If there is one thing every Indian looked forward to each morning, it was a cartoon of the ‘Common Man’ in the daily newspaper. This wasn’t just about any cartoon, this was a R. K. Laxman cartoon. Every morning we surfed through the pages of the newspaper to find a cartoon snugly fit on the corner of the page, it was a ritual of sorts. This man made people take cartoons seriously!
The ‘The Common Man’ was a metaphorical mirror of the common average Indian. For over 50 years he doodled dozens of cartoons that projected the hopes, fears, aspirations, troubles and sometimes even the short comings of the Indian man in his comic strip ‘You Said It’ in the Times Of India.
When Laxman joined The Times Of India, he attempted to portray the different states and cultures of India, but like most of us, deadlines got in the way of his imagination and creativity. He began to draw fewer and fewer background characters, until he found only one remaining- the now familiar- Common Man. He is generally the silent observer and witness to all the action in the comic. According to anthropologist Ritu Gairola Khanduri, “Clad in a dhoti and a plaid jacket, the puzzled Common Man is no dupe: his sharp observations miss no detail of the political circus.”
His rather satirical take on the country’s various political, economic and social situations through his cartoons was different and refreshing.
The humorous representation of serious issues made it easier for people to understand and relate to these matters. His is creations also include the sketches drawn for the television adaptation of Malgudi Days which was written by his elder brother R.K Narayan.
R.K Laxman was also conferred with the Padma Vibhushan in 2005, Padma Bhushan in 1973, Ramon Magsaysay Award for Journalism, Literature and Creative Communication Arts in 1984.
On his birth anniversary today, here’s our pick of his most commendable cartoons-
This was way back in 1990, however, not much has changed in the politics of Maharashtra politics. It shows a negotiation in the BJP-Shiv Sena alliance. It shows the Shiv Sena supremo offering a stool to the BJP. It was a humorous take on the power tussle between both the parties.
This cartoon depicted the strained relations of India and Sri Lanka. Both the countries have tried to resolve the tensions. Laxman’s cartoon threw light on this sensitive issue.
Laxman explaining the faulty budget analysis of the Indian economy. It also shows Dr. Manmohan Singh, the then Prime Minister in the thick of things as the common man silently observes in one corner. There was quite an uproar around this particular cartoon.
This was after the Salman Khan hit and run case. It was hilarious, yet it brought to light a very grave scenario. It has been a controversy since the last 13 years and is still to be solved.
This is a personal favorite. The juxtaposition of the Mahatma Gandhi road, the epitome of everything Indian and the host of international brands like Coca Cola, McDonald’s, Gucci etc. It was a funny yet grim reminder for us not to forget our roots.
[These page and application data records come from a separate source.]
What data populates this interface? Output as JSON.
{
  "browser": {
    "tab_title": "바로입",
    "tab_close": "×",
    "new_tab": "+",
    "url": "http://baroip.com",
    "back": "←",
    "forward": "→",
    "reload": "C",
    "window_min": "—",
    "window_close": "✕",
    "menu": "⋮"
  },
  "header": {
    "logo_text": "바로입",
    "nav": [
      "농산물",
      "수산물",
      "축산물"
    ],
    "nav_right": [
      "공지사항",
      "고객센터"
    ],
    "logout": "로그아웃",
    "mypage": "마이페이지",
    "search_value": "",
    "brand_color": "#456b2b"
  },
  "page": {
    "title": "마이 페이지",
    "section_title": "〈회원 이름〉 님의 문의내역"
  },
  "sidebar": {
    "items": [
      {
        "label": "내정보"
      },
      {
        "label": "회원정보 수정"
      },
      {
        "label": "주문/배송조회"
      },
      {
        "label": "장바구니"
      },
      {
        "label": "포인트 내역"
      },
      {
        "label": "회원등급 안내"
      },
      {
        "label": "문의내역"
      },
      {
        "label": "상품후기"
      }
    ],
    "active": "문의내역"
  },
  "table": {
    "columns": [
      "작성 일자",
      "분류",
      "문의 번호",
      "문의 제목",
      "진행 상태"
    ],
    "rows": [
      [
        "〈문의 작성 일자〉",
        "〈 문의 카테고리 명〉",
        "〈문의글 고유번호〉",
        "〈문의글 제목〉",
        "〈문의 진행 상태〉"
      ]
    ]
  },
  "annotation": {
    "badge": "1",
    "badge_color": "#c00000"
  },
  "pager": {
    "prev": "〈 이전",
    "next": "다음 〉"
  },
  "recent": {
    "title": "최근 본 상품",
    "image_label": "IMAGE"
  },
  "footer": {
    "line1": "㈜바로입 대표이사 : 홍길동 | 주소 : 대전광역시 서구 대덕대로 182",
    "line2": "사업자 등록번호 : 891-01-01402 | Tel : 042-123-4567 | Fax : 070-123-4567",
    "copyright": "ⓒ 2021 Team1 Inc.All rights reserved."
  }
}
Over decades and generations, this man’s cartoons were a constant. It witnessed the making of India and it’s people for which legendary cartoonist, humorist and illustrator has left an indelible mark on our hearts and minds forever.